My personal humble opinion is that you've made a good start on phonology, and gone further than a start.

I look forward to more.
Again, thanks.

eldin raigmore wrote:
And, of course, I like the S&S (Syntax and Semantics) parts of conlangs more than the P&P (Phonology and Prosody) parts. (Just my personal preference -- many share it but most don't.) So I will be interested in the morphology and syntax and pragmatics, in the phrases and clauses, especially in the multi-clausal sentences, and the mult-sentence constructions.

Hope to see some new stuff soon! Don't wait until you have most of these questions answered to post; post as soon as you have a paragraph or two of new material. I'll be interested, and I know others will too (though I don't know who or how many).
OK, I can see that I've got a lot to do. Expect some big improvement, but don't expect them soon.
Back to top
View user's profile Send private message
eldin raigmore
Admin


Joined: 03 May 2007
Posts: 1621
Location: SouthEast Michigan
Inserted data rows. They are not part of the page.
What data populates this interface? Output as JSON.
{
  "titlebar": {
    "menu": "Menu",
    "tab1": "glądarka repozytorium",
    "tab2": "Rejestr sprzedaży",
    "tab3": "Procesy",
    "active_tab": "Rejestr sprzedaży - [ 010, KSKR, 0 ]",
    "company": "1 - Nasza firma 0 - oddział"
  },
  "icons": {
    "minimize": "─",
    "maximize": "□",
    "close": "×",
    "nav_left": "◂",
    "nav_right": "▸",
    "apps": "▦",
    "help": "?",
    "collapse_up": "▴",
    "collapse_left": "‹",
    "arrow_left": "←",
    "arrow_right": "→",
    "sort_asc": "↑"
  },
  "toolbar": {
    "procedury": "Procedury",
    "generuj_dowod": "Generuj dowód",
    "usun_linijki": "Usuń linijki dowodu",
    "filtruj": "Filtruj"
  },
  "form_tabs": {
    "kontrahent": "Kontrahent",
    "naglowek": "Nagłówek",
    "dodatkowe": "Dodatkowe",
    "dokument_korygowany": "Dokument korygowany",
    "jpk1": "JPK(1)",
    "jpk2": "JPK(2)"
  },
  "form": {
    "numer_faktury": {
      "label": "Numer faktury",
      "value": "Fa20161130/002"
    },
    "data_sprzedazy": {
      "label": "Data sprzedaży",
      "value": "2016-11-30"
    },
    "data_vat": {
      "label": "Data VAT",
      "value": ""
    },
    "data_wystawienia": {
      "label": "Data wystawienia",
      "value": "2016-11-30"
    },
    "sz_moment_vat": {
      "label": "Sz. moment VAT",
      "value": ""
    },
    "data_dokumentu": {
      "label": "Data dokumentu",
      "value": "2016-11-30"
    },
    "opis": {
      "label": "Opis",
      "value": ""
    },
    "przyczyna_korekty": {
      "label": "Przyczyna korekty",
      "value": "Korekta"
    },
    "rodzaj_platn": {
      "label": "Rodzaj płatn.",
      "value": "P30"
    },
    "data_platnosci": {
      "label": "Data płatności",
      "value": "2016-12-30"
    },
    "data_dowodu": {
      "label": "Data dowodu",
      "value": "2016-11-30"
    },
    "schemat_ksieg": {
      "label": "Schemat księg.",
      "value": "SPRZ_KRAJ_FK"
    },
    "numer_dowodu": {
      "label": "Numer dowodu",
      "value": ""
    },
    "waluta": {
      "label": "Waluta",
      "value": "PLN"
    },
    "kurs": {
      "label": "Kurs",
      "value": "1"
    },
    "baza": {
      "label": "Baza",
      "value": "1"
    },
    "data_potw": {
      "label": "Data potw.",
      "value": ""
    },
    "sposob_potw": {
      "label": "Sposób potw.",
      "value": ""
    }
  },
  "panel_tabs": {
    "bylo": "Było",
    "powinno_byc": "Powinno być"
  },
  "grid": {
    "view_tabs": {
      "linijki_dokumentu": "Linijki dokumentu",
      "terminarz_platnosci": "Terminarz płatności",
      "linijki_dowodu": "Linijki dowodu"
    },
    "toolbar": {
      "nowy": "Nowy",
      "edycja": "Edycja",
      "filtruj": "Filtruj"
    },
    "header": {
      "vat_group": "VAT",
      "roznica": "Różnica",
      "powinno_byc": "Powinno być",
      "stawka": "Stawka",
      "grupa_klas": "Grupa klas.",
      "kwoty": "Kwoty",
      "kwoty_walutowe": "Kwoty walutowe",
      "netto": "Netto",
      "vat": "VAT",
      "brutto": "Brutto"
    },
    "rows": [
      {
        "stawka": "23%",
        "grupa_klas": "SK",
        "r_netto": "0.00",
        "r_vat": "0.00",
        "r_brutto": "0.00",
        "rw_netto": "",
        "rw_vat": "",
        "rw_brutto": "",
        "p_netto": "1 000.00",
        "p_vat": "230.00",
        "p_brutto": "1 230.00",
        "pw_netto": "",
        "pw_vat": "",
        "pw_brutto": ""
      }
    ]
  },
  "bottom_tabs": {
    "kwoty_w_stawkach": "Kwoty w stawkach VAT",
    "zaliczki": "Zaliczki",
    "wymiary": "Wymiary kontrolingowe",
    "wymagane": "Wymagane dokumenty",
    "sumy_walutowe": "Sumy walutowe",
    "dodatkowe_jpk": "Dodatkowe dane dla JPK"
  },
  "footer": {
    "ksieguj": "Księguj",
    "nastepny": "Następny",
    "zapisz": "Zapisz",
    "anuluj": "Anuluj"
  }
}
PostPosted: Sat Nov 01, 2008 8:25 pm    Post subject: Reply with quote

What's "participatory" tense?
And just because that reminds me: Do you have participles? How many kinds, and which kinds, and how do they get made?
_________________
"We're the healthiest horse in the glue factory" - Erskine Bowles, Co-Chairman of the deficit reduction commission
Back to top
View user's profile Send private message
Hemicomputer



Joined: 04 Feb 2008
Posts: 610
Location: Calgary, Alberta

PostPosted: Sat Nov 01, 2008 9:42 pm    Post subject: Reply with quote

<Obsolete>

Last edited by Hemicomputer on Wed Apr 01, 2009 3:29 am; edited 1 time in total
Back to top
View user's profile Send private message
Display posts from previous:   
Post new topic   Reply to topic    Vreleks Forum Index -> Conlangs
Goto page 1, 2  Next
All times are GMT
Goto page 1, 2  Next
Page 1 of 2

 
Jump to:  
You cannot post new topics in this forum
You cannot reply to topics in this forum
You cannot edit your posts in this forum
You cannot delete your posts in this forum
You cannot vote in polls in this forum


Powered by phpBB © 2001, 2002 phpBB Group
Theme ACID 2003 par HEDONISM Web Hosting Directory


Start Your Own Video Sharing Site

Free Web Hosting | Free Forum Hosting | FlashWebHost.com | Image Hosting | Photo Gallery | FreeMarriage.com

Powered by PhpBBweb.com, setup your forum now!
For Support, visit Forums.BizHat.com